§ **YOUR ASSIGNMENT**: Starting from the line in which "Extract the structured" appears, output every line down to the last line of the data below, exactly and without anything more.
——————————
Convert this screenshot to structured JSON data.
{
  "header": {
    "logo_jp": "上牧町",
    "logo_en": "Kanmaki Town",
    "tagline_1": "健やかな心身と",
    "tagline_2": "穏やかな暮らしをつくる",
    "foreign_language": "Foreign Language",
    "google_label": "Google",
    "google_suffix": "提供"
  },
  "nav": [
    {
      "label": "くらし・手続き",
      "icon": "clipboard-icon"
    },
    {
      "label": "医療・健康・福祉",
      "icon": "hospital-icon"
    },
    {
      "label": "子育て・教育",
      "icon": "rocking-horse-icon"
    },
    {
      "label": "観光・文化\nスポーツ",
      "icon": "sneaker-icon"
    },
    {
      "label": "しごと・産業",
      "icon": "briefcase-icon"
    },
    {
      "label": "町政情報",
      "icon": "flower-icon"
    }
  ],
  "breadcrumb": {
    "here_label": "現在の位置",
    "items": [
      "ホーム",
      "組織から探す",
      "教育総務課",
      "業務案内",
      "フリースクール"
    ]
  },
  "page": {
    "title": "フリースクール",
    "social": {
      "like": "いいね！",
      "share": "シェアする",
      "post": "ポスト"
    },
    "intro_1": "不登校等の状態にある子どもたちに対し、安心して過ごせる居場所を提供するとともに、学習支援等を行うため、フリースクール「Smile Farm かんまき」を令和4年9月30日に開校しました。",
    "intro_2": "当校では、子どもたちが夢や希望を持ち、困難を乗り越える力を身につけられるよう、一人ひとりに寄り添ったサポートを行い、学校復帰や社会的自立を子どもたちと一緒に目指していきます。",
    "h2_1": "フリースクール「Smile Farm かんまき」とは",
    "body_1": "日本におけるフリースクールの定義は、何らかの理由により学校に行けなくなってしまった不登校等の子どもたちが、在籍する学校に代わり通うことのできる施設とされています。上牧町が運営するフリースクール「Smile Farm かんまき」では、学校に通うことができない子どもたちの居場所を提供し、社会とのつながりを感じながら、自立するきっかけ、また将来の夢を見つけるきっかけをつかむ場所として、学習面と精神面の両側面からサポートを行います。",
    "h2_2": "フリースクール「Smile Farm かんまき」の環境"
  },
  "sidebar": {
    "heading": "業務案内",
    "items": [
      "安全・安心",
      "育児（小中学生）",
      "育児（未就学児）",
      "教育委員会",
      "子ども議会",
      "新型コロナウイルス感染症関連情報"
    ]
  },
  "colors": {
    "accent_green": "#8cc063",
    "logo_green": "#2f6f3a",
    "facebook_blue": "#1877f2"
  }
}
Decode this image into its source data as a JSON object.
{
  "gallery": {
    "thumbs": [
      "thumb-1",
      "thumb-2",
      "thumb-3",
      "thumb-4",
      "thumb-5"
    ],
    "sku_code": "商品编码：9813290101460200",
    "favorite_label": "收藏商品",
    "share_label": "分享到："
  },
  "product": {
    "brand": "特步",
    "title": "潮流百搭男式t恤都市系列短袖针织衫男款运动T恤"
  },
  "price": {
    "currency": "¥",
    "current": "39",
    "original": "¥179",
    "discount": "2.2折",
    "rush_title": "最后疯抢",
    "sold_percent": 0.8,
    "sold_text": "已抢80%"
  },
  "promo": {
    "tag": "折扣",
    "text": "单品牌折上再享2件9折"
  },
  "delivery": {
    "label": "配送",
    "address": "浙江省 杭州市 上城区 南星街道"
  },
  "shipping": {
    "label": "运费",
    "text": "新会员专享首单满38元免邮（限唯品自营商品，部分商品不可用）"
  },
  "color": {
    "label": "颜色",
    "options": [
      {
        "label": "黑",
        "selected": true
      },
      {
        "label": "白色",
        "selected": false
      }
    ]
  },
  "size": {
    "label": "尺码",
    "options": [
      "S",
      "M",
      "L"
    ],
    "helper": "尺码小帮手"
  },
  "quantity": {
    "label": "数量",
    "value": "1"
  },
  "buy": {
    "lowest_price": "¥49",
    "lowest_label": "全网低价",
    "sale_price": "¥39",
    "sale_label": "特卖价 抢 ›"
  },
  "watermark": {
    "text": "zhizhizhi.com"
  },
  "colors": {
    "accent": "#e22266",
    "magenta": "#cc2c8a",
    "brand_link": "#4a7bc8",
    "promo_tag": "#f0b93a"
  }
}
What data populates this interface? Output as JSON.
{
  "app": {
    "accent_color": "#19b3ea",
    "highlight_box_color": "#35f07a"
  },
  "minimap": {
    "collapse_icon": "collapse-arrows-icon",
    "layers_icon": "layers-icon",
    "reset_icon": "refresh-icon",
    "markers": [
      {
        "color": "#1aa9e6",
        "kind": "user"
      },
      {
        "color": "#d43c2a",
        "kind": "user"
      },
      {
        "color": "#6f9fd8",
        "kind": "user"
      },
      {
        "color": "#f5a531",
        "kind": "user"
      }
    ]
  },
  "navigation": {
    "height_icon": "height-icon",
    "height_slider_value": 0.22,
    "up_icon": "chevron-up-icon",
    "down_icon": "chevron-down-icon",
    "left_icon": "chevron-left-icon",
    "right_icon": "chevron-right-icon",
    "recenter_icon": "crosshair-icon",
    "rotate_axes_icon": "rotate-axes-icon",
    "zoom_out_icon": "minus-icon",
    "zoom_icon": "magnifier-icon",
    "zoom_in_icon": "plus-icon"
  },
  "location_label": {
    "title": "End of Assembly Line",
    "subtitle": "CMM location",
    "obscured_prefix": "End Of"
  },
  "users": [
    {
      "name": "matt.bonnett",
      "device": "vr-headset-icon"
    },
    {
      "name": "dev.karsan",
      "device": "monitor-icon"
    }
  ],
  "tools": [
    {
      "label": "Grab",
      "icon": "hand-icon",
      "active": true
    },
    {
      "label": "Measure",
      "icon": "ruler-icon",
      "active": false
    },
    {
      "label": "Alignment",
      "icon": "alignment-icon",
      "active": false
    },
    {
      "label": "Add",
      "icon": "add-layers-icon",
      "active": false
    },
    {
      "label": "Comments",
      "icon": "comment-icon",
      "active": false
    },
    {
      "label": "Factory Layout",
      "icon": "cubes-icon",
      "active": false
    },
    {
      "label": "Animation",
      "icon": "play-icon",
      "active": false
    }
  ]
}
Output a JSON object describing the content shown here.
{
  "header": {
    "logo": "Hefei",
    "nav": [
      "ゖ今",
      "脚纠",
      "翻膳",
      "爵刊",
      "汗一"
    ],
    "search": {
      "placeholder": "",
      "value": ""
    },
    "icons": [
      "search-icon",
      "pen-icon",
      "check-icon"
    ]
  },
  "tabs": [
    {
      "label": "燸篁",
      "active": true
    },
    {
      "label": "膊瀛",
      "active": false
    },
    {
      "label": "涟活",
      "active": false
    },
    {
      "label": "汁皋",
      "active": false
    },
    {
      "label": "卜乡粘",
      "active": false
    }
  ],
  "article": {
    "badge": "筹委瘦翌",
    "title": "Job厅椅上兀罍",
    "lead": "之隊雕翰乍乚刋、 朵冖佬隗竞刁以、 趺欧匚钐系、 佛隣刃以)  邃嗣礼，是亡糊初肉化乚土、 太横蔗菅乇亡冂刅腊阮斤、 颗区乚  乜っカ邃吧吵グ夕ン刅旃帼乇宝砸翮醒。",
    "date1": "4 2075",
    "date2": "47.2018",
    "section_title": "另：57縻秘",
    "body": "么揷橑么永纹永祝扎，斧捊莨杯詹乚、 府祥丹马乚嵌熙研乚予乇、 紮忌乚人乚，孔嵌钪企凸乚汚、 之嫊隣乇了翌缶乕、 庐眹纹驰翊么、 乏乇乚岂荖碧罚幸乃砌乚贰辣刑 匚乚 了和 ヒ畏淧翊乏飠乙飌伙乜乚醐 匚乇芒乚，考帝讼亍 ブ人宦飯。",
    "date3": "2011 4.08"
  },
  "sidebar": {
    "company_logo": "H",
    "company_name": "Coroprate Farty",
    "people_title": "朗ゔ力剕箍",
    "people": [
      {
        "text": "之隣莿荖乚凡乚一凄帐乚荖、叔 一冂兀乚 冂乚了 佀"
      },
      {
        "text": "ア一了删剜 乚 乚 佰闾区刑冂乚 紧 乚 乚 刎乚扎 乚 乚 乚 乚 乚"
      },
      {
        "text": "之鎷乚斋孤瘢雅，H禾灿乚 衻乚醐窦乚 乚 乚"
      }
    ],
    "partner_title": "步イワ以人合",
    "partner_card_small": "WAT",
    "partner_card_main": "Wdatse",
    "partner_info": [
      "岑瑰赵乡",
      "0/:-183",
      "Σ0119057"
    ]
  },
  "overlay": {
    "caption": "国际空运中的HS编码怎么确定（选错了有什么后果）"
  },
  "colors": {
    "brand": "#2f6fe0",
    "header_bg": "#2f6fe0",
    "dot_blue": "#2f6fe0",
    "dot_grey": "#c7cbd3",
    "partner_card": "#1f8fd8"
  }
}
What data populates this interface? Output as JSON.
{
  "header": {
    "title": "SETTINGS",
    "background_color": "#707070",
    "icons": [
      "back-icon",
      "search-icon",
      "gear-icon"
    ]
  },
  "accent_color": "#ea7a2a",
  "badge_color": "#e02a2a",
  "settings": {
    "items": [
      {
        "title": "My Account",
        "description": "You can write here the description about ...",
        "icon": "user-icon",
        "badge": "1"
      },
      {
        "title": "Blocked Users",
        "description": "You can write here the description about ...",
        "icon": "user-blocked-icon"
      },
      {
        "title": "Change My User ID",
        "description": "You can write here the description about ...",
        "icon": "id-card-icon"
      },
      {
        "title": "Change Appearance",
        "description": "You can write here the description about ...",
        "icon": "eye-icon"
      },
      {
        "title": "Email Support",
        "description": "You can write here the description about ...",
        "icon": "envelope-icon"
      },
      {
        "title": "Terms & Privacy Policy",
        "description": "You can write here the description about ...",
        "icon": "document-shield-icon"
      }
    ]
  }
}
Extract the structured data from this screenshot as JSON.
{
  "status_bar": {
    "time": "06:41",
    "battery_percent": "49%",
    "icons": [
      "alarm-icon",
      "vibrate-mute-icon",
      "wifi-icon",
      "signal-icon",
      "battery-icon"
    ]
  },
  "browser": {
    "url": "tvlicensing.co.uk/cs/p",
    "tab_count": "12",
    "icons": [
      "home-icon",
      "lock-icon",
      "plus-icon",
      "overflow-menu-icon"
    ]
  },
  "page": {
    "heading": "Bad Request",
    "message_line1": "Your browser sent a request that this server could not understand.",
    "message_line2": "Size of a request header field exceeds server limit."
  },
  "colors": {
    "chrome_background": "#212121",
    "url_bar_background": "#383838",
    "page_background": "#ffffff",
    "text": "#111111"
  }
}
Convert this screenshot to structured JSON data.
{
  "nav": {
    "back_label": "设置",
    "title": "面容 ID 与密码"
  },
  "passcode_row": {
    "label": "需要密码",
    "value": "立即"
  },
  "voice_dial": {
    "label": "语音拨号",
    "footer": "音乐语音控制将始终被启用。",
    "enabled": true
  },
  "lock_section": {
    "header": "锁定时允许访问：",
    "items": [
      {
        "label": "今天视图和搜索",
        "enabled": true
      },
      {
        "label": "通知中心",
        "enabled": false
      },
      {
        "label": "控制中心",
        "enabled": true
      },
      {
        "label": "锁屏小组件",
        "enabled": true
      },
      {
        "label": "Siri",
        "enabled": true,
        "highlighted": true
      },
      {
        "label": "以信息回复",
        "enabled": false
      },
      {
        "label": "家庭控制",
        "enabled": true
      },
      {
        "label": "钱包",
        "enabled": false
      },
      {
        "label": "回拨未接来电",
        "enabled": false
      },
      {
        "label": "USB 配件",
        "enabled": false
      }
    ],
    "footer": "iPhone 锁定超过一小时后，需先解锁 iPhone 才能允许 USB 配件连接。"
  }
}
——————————
§ **WRITTEN ANSWER**:
Extract the structured data from this screenshot as JSON.
{
  "status_bar": {
    "time": "06:41",
    "battery_percent": "49%",
    "icons": [
      "alarm-icon",
      "vibrate-mute-icon",
      "wifi-icon",
      "signal-icon",
      "battery-icon"
    ]
  },
  "browser": {
    "url": "tvlicensing.co.uk/cs/p",
    "tab_count": "12",
    "icons": [
      "home-icon",
      "lock-icon",
      "plus-icon",
      "overflow-menu-icon"
    ]
  },
  "page": {
    "heading": "Bad Request",
    "message_line1": "Your browser sent a request that this server could not understand.",
    "message_line2": "Size of a request header field exceeds server limit."
  },
  "colors": {
    "chrome_background": "#212121",
    "url_bar_background": "#383838",
    "page_background": "#ffffff",
    "text": "#111111"
  }
}
Convert this screenshot to structured JSON data.
{
  "nav": {
    "back_label": "设置",
    "title": "面容 ID 与密码"
  },
  "passcode_row": {
    "label": "需要密码",
    "value": "立即"
  },
  "voice_dial": {
    "label": "语音拨号",
    "footer": "音乐语音控制将始终被启用。",
    "enabled": true
  },
  "lock_section": {
    "header": "锁定时允许访问：",
    "items": [
      {
        "label": "今天视图和搜索",
        "enabled": true
      },
      {
        "label": "通知中心",
        "enabled": false
      },
      {
        "label": "控制中心",
        "enabled": true
      },
      {
        "label": "锁屏小组件",
        "enabled": true
      },
      {
        "label": "Siri",
        "enabled": true,
        "highlighted": true
      },
      {
        "label": "以信息回复",
        "enabled": false
      },
      {
        "label": "家庭控制",
        "enabled": true
      },
      {
        "label": "钱包",
        "enabled": false
      },
      {
        "label": "回拨未接来电",
        "enabled": false
      },
      {
        "label": "USB 配件",
        "enabled": false
      }
    ],
    "footer": "iPhone 锁定超过一小时后，需先解锁 iPhone 才能允许 USB 配件连接。"
  }
}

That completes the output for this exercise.